MENG Ming;XIA Ling-Yan;GUO Li-Hong   

  1. Department of Catalysis Science and Technology, School of Chemical Engineering and Technology, Tianjin University , Tianjin 300072, P. R. China
  • Received:2006-07-17 Revised:2006-08-04 Published:2007-01-08
  • Contact: MENG Ming E-mail:mengm@tju.edu.cn

Abstract: Glycine was adsorbed on the surface of kaolinite from aqueous solution with variable concentrations and pH values. The TG/DTA, FT-IR and in situ DRIFT techniques were employed to characterize the adsorption and thermal condensation performances of glycine on kaolinite. The results of the adsorption experiment indicated that the weakly acidic solution favored the adsorption greatly, and gave the largest adsorption amount, however, the adsorption isotherm did not meet the Langmuir model. FT-IR results showed that in the strongly acidic, weakly acidic, and basic solutions, the glycine exists in the form of cation, zwitterion, and anion, respectively. In the weakly acidic solution, the hydrogen bond interaction between —NH3+ and ≡S—O− groups should be the driving force of the adsorption, the hydroxylation of ≡S—O− group in strongly acidic solution and the conversion of —NH3+ to —NH2 in the basic solution were the main reasons for the decrease of adsorption amount. The in situ DRIFT results revealed that linear dimer of glycine was formed during 110−160 ℃ region. Up to 210 ℃, the dimer underwent further intra-molecular condensation to form the cyclodimer diketopiperazine (DKP). During the reaction, no any evidence of the formation of R—CO—O—S(S=Si or Al) intermediates from the esterification reaction was found. The reaction should proceed by the self-condensation mechanism promoted by the hydrogen bond interaction between glycine and kaolinite. The presence of the kaolinite has remarkably decreased the temperature of the condensation reaction.

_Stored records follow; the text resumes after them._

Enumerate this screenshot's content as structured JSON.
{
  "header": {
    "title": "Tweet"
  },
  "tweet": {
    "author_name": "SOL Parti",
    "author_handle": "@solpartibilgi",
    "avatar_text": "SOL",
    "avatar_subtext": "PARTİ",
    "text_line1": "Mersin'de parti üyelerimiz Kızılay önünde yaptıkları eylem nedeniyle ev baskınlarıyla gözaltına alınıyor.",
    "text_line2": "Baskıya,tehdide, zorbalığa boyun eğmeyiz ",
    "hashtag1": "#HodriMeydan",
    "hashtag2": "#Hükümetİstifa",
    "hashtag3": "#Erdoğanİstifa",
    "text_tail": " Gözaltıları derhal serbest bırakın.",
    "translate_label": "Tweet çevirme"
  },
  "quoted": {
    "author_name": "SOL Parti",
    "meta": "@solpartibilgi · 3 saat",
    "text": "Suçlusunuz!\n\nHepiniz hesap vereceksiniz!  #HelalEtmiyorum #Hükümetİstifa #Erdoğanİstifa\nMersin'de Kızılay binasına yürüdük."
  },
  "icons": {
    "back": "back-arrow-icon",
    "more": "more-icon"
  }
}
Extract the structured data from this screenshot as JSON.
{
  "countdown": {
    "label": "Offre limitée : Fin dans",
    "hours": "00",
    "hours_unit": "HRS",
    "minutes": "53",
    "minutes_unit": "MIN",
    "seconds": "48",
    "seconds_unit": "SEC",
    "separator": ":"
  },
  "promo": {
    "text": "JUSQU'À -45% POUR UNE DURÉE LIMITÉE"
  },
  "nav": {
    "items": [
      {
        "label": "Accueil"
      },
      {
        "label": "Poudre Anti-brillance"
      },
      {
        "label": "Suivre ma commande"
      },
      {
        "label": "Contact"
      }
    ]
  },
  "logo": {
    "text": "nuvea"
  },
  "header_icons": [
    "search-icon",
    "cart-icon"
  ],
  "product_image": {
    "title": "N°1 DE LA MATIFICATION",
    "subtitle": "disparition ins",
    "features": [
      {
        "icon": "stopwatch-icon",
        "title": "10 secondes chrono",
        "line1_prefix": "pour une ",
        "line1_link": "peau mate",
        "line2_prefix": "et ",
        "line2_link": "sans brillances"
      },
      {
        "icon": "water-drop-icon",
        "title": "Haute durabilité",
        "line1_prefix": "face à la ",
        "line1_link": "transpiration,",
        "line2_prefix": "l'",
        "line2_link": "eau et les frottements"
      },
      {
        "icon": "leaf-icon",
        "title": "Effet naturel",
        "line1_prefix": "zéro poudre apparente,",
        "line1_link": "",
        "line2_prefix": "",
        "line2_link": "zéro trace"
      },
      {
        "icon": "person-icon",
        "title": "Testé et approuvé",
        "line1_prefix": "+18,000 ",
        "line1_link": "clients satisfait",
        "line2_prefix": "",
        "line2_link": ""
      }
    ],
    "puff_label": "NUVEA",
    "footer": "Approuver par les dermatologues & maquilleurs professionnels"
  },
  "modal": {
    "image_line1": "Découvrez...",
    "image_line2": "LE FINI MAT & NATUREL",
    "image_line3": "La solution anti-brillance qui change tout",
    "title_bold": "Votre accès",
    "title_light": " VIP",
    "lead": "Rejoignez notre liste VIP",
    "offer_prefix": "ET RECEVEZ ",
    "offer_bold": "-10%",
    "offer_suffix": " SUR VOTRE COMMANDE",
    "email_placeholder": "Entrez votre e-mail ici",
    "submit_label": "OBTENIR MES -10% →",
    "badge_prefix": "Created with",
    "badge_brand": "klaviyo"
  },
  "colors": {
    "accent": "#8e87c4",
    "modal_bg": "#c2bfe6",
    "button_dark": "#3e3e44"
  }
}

Key words: Glycine, Kaolinite, Adsorption, Thermal condensation, Glycylglycine, Diketopiperazine